Editor’s Note: The following analysis appears in the November 2012 issue of Velo magazine, out now. On Monday, UCI president Pat McQuaid suggested that the federation would discuss amnesty in a special meeting of the management committee on Friday October 26. WADA chief John Fahey last week said his board would consider amnesty for cycling and other sports.
How a truth and reconciliation commission might work within professional cycling
In the wake of the Lance Armstrong/U.S. Postal Service doping conspiracy case, several prominent figures in pro cycling have floated the idea of a truth and reconciliation commission as a way to move past the sport’s dope-darkened past.
In a July 26 letter to the UCI, U.S. Anti-Doping Agency general counsel William Bock wrote, “If UCI is truly interested in setting up a special panel to deal with doping, it should not be for one case; rather UCI should ask WADA (World Anti-Doping Agency) to establish an independent body akin to a truth and reconciliation commission, where the skeletons of doping in cycling can all come out of the closet, the many cyclists who have doped can come clean, and cycling can go forward with a fresh start.” Bock isn’t the only one who thinks this might be a good idea.
Johan Museeuw, the retired Belgian star confessed that doping was part of his job description. Museeuw told Dutch newspaper Gazet Van Antwerpen, “Only a collective mea culpa will clear the road to the future.”
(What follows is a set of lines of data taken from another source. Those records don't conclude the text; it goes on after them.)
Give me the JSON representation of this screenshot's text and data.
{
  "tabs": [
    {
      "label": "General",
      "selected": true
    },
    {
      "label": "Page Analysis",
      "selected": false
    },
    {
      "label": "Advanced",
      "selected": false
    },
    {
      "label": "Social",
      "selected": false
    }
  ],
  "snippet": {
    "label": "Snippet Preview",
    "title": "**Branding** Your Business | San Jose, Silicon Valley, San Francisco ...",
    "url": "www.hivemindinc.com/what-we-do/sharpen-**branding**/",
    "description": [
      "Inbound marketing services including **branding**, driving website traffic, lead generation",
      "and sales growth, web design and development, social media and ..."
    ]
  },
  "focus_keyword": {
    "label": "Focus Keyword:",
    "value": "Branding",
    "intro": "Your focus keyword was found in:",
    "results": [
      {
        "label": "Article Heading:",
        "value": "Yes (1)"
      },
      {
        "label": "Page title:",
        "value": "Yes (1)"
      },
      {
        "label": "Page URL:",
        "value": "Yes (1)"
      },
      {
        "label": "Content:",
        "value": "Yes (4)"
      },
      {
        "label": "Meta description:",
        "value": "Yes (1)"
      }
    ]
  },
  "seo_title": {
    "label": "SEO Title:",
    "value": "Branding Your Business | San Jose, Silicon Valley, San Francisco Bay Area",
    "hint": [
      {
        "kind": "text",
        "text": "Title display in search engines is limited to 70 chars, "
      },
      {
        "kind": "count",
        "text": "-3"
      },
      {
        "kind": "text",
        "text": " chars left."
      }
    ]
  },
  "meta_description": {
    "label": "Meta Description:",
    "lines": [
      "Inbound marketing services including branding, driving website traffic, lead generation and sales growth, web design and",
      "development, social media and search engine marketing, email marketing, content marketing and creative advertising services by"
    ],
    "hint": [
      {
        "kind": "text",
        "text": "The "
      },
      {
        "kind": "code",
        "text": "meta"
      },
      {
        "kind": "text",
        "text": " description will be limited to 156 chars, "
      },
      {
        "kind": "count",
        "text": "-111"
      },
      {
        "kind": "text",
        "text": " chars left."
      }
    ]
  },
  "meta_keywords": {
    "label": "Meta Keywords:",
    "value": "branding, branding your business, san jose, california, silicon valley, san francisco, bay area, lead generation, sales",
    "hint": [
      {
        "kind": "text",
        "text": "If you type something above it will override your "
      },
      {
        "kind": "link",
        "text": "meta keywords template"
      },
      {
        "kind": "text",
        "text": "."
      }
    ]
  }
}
UCI president Pat McQuaid told the Associated Press that he thought there was “room for” amnesty for those who come forward, and that the UCI would “do well” to introduce such a program, though he backpedaled after the annual UCI management committee convened at the world championships in The Netherlands.
But how would amnesty, and a truth and reconciliation commission, work within professional cycling?
To answer, it’s helpful to look at South Africa’s truth and reconciliation commission as a template for how cycling might confront its past and forge a clean future.
Healing the wounds of the past
Created after the end of apartheid in 1995, the South African Truth and Reconciliation Commission (TRC) was chaired by Archbishop Desmond Tutu. Over seven years it heard the testimony of more than 20,000 South Africans with the objective of revealing and documenting human rights violations under the apartheid regime. It also granted amnesty to many perpetrators of crimes.
“We needed to look the beast in the eye, so that the past wouldn’t hold us hostage anymore,” Tutu said of the commission.
The goal of a truth and reconciliation commission is not necessarily justice, although that is often a byproduct. The central objective is to build a foundation for honest dialogue and healing. To mend, not divorce — to bring together in a spirit of forgiveness, rather than divide through prosecution and retribution. As Tutu himself said: “Making the truth public is a form of justice.”
Of course, there is no moral equivalency between the horrors of apartheid and cycling’s doping era. In fact, the only similarity between the two is in the ubiquity of the offenses. But the differing degree and type of crimes does not preclude pro cycling from looking to the TRC as a template for how to move beyond its own dark past.
At first glance, the idea of letting lawbreakers walk free runs counter to our most basic notions of justice and fairness. When someone is robbed or beaten, we naturally want retribution and punishment; it is the very structure of our judicial system in this country.
For domestiques like Floyd Landis, Tyler Hamilton, and Frankie Andreu, who doped in support of Lance Armstrong during the years he won his seven Tour titles, and then felt his wrath when they told the truth, knowing Armstrong could emerge from a truth and reconciliation process without penalty might be a hard truth to swallow. But perhaps this is a necessary evil. The philosopher Hannah Arendt, something of an expert on forgiveness, argues that “without being forgiven, released from the consequences of what we have done, our capacity to act would, as it were, be confined to one single deed from which we could never recover; we would remain the victims of its consequences forever.” Forgiveness is essential for forward progress.
Amnesty is designed to expose and dismantle a corrupting system that forced decent people to do evil acts; the end game of a cycling commission would be to turn enemies into partners for the betterment of the future, rather than seek revenge or retribution for crimes committed decades ago.